• Task brief
In the listing below, locate the lines that hold the string "type". Copy those lines.
_____
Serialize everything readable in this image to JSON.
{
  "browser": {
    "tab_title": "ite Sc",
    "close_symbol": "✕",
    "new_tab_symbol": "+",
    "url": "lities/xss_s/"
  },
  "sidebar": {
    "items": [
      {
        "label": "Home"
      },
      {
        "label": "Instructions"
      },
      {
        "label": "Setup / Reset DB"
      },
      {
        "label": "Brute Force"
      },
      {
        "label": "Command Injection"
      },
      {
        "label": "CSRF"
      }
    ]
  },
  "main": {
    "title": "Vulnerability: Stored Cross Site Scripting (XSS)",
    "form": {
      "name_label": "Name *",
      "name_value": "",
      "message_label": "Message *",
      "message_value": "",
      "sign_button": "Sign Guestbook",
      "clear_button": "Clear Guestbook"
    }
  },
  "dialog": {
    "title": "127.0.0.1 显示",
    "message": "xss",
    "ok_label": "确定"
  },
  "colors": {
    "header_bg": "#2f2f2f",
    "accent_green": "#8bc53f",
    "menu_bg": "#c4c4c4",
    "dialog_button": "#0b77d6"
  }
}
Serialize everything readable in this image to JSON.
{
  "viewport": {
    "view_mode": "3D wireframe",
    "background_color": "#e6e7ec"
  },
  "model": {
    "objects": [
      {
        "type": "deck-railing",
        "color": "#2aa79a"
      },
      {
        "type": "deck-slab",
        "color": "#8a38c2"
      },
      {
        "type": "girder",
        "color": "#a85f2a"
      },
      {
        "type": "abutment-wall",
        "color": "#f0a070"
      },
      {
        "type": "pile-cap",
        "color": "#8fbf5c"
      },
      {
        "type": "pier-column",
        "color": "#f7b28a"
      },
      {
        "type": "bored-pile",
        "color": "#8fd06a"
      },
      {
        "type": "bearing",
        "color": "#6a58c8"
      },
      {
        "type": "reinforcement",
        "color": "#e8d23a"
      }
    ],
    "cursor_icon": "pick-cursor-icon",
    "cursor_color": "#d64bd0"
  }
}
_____
• Exercise result
        "type": "deck-railing",
        "type": "deck-slab",
        "type": "girder",
        "type": "abutment-wall",
        "type": "pile-cap",
        "type": "pier-column",
        "type": "bored-pile",
        "type": "bearing",
        "type": "reinforcement",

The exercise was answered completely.